Photo: Jojo Whilden/Netflix/Courtesy of Sundance Institute.
Of the many reasons to treasure the work of Tamara Jenkins (The Slums of Beverly Hills, The Savages), the best might be her cunning way with a non sequitur. In Private Life, her new film screening at the Sundance Film Festival, many of her scenes begin on a disorienting note, but all those goofy discontinuities spring from the same uncomfortable place. When you do get your bearings, you’re further and deeper into the emotion of the scene than if you’d entered through the front door.
Private Life is a comedy of sorts — hilarious until about the four-fifths mark, when the sadness is finally too thick to be cut by flashes of wit. The central couple, Richard (Paul Giamatti) and Rachel (Kathryn Hahn), has been relentlessly unsuccessful at conceiving a child (she’s 41, he’s 47 with one testicle), and their attempts to adopt have gone nowhere, crushingly. The underlying feeling is: This is not how Nature is supposed to work. And: This is how Nature works in an age when couples — for all kinds of good reasons in this particular culture and economy — wait so long to have kids. Is Rachel — a writer who wanted time to make her mark — to blame? Is it Richard, busy running a small theater company and managing a pickle company on the side? Is it Gloria Steinem?
The first half-hour of Private Life is one seriocomic jolt after another. Couples sit in an infertility doctor’s waiting room in miserably dead silence. Women wander clinic halls in paper-thin gowns with little shower caps, waiting for their insides to be poked and their eggs harvested. Porn movies — intended to inspire sperm delivery — seem stunningly inapposite. An overly breezy doctor (Denis O’Hare) eyeballs two ova and in the tones of a racetrack tipster tells the stirruped Rachel, “I’d put my money on that one … Now let’s get pregnant!” What once was private, discussed in a hush (if at all), is now the stuff of sight gags. And while all these couples’ hopes go up and down and up and down, the infertility industry sails on.
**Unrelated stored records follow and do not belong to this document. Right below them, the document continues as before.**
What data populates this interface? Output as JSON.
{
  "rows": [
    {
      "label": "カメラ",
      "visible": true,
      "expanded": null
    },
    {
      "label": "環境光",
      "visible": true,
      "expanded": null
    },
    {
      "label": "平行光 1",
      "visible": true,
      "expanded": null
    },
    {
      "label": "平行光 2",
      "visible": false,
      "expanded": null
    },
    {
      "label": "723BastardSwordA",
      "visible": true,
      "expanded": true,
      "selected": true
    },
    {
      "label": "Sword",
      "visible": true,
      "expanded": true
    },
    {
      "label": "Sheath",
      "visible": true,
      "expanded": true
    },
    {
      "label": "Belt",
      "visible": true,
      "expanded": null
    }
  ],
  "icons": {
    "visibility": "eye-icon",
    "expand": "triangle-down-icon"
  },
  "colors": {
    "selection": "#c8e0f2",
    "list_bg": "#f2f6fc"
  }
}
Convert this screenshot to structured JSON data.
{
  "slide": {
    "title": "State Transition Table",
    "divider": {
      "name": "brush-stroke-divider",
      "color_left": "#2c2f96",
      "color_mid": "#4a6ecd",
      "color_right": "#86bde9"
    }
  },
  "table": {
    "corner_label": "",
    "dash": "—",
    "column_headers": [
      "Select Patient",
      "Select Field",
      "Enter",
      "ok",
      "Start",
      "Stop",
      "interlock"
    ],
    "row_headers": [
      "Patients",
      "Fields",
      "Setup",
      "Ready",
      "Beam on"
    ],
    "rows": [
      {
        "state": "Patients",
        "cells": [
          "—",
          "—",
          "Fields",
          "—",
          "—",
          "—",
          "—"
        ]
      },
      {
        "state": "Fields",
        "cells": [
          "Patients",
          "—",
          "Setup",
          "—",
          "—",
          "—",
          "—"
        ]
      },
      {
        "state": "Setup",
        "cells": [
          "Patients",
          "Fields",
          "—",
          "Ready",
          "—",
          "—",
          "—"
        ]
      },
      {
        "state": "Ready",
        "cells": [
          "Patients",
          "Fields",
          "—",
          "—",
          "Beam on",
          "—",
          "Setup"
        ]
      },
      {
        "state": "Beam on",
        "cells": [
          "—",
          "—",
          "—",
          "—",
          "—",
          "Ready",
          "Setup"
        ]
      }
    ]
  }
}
Amid such impersonality, it’s no wonder that Richard and Rachel practically fall on Sadie (Kayli Carter), the stepdaughter of Richard’s brother, a 25-year-old aspiring writer and Bard dropout. It’s like a deus ex machina when Sadie phones and asks to stay in Manhattan with her aunt and uncle, whom she reveres. Rachel is a blessed relief from Sadie’s ultra-critical mother — Molly Shannon in the kind of role that Kathryn Hahn usually plays.
Hallelujah that she isn’t playing it this time. Rubber-faced and often squirm-inducingly high-strung, Hahn is primarily known for nutball comedy, but she’s just as disarming when playing straight — when she holds her features in check and you register all the energy building up inside her. Jenkins purposefully hugs the border between gripe comedy and high drama: You never know if what comes out of Rachel’s mouth will be a Neil Simon–ish plaint or something driving, with a sting. Richard doesn’t know either.
Good as Giamatti is at playing assholes and connivers, I like him even better when he plays decent, often doleful men who’ve never quite achieved the success they deserve and learn the value of what they have. He’s wonderful here — maybe better than he’s ever been, because so much of his performance is keyed to Hahn’s. (In the end credits, they’re side by side, not sequential, which is just right.) Giamatti’s plummy voice has gotten more soulful as he has aged — there are cracks in it now. At a low moment in the film, Richard is stunningly insensitive, but that turn — a seeming non sequitur, centered on the couple’s nonexistent sex life — makes so much retrospective sense.
Jenkins has given Kayli Carter — who had a small role in Godless — a dream part, and it’s hard to imagine a better fit. Red-haired and fair-skinned, Carter doesn’t have a face you need to study for clues about what she’s feeling. Every emotion rushes to the front. Her Sadie has no confidence in herself, but she knows her own heart. That’s a lot of the battle.
In one scene, Sadie points out that breakfast with her aunt and uncle — cappuccinos, the crossword puzzle, hovering dogs — is “like an ad for assholes,” the idea being that poseurs have co-opted this simple, “alternative” lifestyle. That line sounds a bit defensive — on Jenkins’s part — in an age in which “white-people problems” is so wounding a dismissal. But Jenkins’s writing underlines the fundamental instability at the heart of all our lives, while proposing that most universal of remedies: empathy, love. The end of Private Life is both open and beautifully conclusive — a last shot that I didn’t want to end. Especially because Jenkins’s last movie, The Savages, was 11 years ago, and I don’t think I can wait that long to be so dazzlingly upended again.